Notable features of the AR that are different from everything that went before are its detachable box magazine, which later became available in a wide range of capacities, from five rounds to 30 rounds and beyond. Before 1939, the only military rifle boasting such a feature was Britain's Lee-Enfield. The new generation of military rifles post-World War II, including the FN-FAL and AK-47, all recognized that this was an indispensable requirement.
Similarly, the separate true pistol grip that put the main controls immediately under the shooter's thumb became a hallmark of the entire generation of rifles.
Where the AR-15 really broke ground, however, and the feature that I consider to be the basis of its longevity and its adaptability, is its modular construction.
Steel parts of the custom project were Cerakoted, and a NightForce NXS 2.5-10X 24mm scope was fitted and sighted-in with Federal's 69-grain Gold Medal Match load.
Any rifle consists of an assemblage of parts, fastened together more or less permanently. The AR-15, however, consists of separate groups of parts--the upper and lower--which can be removed or replaced.
So an AR lower unit can be fitted with upper units of varying configurations depending on the use to which the rifle will be put. The upper and lower units are fastened together using the break-action principle that originated with Casimir Lefaucheux, the French gunmaker, around 1851. It became the basis for the entire double-gun trade in Europe through the 19th and 20th centuries and has been used on all manner of single shots and doubles ever since.
The famous FN-FAL, introduced in Belgium in 1951, also uses a hinge mechanism to allow the rifle to be "broken," facilitating removal of the breechblock and breechblock carrier and making cleaning m
ore convenient. The FAL, however, was always considered a more or less contiguous unit. Although there were variations on its design, including heavy barrels, bipods, and full-auto capability in some models, the design was never carried as far as the AR-15.

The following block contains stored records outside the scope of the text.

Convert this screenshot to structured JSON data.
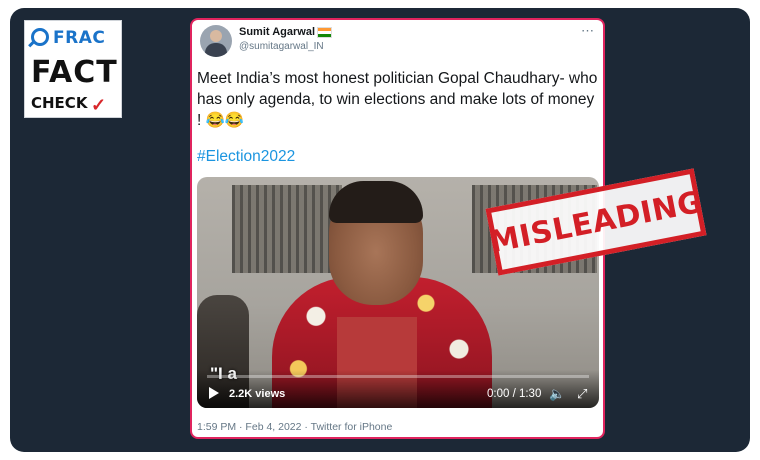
{
  "logo": {
    "brand": "FRAC",
    "line1": "FACT",
    "line2": "CHECK"
  },
  "tweet": {
    "author_name": "Sumit Agarwal",
    "handle": "@sumitagarwal_IN",
    "more_icon": "⋯",
    "text": "Meet India’s most honest politician Gopal Chaudhary- who has only agenda, to win elections and make lots of money ! 😂😂",
    "hashtag": "#Election2022",
    "footer": "1:59 PM · Feb 4, 2022 · Twitter for iPhone"
  },
  "video": {
    "subtitle": "\"I a",
    "views": "2.2K views",
    "time": "0:00 / 1:30",
    "progress": 0.0,
    "icons": [
      "play-icon",
      "volume-icon",
      "expand-icon"
    ]
  },
  "stamp": {
    "label": "MISLEADING"
  },
  "colors": {
    "panel": "#1c2836",
    "accent": "#d31f26",
    "hashtag": "#1b95e0",
    "frac_blue": "#1a73c9"
  }
}
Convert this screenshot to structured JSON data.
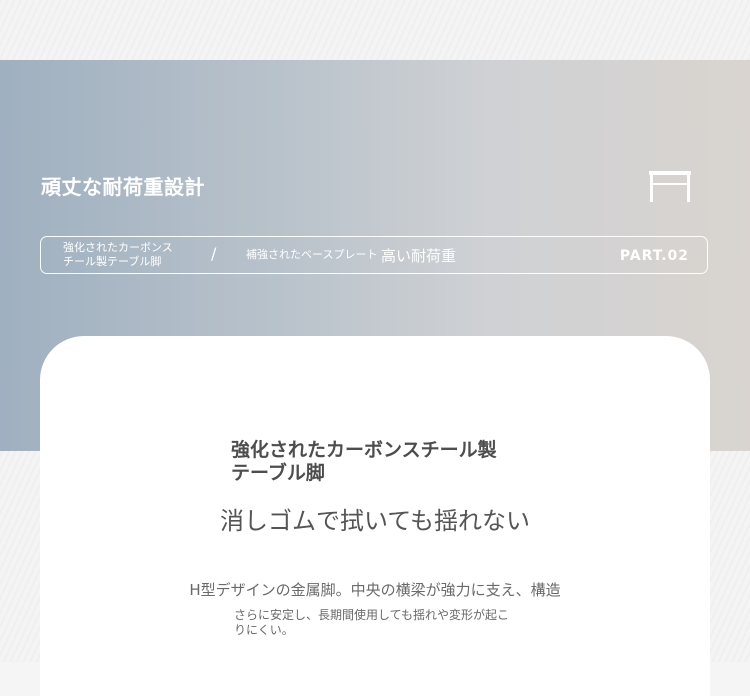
{
  "banner": {
    "title": "頑丈な耐荷重設計",
    "icon": "table-icon"
  },
  "nav": {
    "item1_line1": "強化されたカーボンス",
    "item1_line2": "チール製テーブル脚",
    "separator": "/",
    "item2": "補強されたベースプレート",
    "item3": "高い耐荷重",
    "part": "PART.02"
  },
  "card": {
    "heading_line1": "強化されたカーボンスチール製",
    "heading_line2": "テーブル脚",
    "subheading": "消しゴムで拭いても揺れない",
    "desc_line1": "H型デザインの金属脚。中央の横梁が強力に支え、構造",
    "desc_line2a": "さらに安定し、長期間使用しても揺れや変形が起こ",
    "desc_line2b": "りにくい。"
  },
  "colors": {
    "banner_left": "#9fb0c0",
    "banner_right": "#d9d4cf",
    "heading_text": "#4d4d4d",
    "body_text": "#6a6a6a"
  }
}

The AR actively promoted the complete separation of upper and lower units to maximize modification for specialized purposes, and therein lies its true genius--and the basis for its eventual adoption as a civilian rifle for a wide range of activities.